The most eagerly anticipated holiday movie this year features an out-of-shape ex-superhero living undercover as an insurance adjuster. But for some Hollywood execs, the story line for Pixar Animation Studios' (PIXR) The Incredibles is striking close to home: After years of bulking up, audiences at the nation's theaters are starting to look a mite puny. Even as Hollywood boosters insist that the year will end strongly, attendance at U.S. theaters looks set to fall.
Although Hollywood is loath to talk about it, the industry is in a funk. This year just 14 films have grossed more than $100 million at the box office, vs. 21 a year ago, according to Web site Boxofficereport.com. Even with blockbusters Shrek 2, Spider-Man 2, and The Passion of the Christ, revenues from ticket sales so far this year are up a mere 2%, to $7.5 billion, says industry tracker Exhibitor Relations Co. And with Christmas on the horizon, the usual goody bag of muscular action films, sweeping dramas, and rib-shaking comedies seems thinner than usual.
Indeed, moviemakers have only higher ticket prices to thank for even the small gains they've seen. Attendance is down for the second straight year: After falling 4% in 2003, Exhibitor Relations says it's off 1.5% more this year. Heavily hyped flicks such as Paramount Pictures' (VIA) puppet film Team America: World Police and Fox's comedy Taxi, starring Queen Latifah, have so far disappointed. That's fueling concerns that movie audiences, like TV viewers, are drifting away to their PCs, DVDs, and video games. Worse yet, a single night of Web surfing can kill a film, says Nielsen Entertainment. It found that getting panned by a site such as Rotten Tomatoes can erase the usual 20% hike a film gets from Friday to Saturday.
All that makes the task of creating box-office hype ahead of opening day more crucial than ever. To promote The Incredibles, Pixar and its distributor, Walt Disney Co. (DIS), started joint promotions with SBC Communications Inc. (SBC) more than a month before the computer-generated flick opened. Paramount has been airing nearly wall-to-wall ads on its Nickelodeon (VIA) cable channel for The SpongeBob SquarePants Movie, which comes out on Nov. 19. To open Shark Tale, one of the fall's few hits, DreamWorks SKG spent lavishly for prime-time TV spots and staged a star-studded outdoor premiere in New York's Central Park. And some studios are beefing up their online presence to lure folks in from the Net: Disney is showing a 10-minute segment of its Indiana Jones-like action film, National Treasure, starring Nicholas Cage. "People have other things to do with their lives, and our job is to bring 'em back," says DreamWorks marketing director Terry Press.

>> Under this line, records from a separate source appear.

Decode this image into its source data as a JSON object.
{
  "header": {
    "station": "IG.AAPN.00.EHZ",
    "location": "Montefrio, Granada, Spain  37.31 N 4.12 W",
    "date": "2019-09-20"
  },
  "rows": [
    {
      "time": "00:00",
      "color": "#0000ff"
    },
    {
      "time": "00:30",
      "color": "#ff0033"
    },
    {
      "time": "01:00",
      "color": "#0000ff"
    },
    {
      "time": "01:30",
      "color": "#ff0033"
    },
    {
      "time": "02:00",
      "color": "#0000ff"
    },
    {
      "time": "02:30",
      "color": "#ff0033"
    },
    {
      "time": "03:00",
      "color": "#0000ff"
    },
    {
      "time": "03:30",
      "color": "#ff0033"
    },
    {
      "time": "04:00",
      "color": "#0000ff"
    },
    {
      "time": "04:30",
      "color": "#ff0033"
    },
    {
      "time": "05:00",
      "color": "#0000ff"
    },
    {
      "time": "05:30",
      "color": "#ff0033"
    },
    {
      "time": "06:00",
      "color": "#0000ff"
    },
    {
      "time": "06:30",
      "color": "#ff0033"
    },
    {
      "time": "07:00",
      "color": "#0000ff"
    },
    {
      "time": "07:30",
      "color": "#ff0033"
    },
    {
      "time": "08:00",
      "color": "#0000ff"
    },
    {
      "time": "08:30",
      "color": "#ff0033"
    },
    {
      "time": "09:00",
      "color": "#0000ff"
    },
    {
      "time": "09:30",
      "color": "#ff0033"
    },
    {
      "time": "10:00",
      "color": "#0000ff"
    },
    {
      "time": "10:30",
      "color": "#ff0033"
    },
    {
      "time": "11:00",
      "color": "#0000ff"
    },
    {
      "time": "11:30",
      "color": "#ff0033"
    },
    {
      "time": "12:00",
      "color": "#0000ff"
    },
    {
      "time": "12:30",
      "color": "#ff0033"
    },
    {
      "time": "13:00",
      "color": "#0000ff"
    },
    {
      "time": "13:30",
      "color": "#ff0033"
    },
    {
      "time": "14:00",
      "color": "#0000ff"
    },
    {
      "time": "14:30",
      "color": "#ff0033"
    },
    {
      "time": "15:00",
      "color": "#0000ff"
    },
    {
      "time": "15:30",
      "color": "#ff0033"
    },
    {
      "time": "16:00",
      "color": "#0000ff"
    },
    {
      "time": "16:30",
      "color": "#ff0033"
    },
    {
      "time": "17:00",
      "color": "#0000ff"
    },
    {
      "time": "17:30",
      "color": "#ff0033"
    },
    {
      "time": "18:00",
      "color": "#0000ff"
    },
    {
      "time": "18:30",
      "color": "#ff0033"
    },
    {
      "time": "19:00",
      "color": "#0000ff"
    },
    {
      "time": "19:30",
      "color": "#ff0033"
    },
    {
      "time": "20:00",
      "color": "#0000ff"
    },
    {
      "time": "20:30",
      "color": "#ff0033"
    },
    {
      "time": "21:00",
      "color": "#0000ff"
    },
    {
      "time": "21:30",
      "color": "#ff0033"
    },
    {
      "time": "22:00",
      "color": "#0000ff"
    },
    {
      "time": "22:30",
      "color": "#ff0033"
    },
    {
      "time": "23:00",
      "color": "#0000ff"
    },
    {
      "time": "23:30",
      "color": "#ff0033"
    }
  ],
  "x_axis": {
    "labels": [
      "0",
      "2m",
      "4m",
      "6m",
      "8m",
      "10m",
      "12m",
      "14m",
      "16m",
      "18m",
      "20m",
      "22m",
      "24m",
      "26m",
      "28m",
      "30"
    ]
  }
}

The formula is simple enough. Says Chuck Viane, distribution president for Disney: "We just need a four-quadrant film, one like Titanic, that appeals to young and old, men and women." Hollywood thinks it has the goods, including The Incredibles, sequels to hits such as Meet the Parents and Oceans 11, plus extravaganzas such as Alexander and comedies such as Christmas with the Kranks. They'll need them all to resonate if they hope to turn the box office back into a superhero.
By Ronald Grover in Los Angeles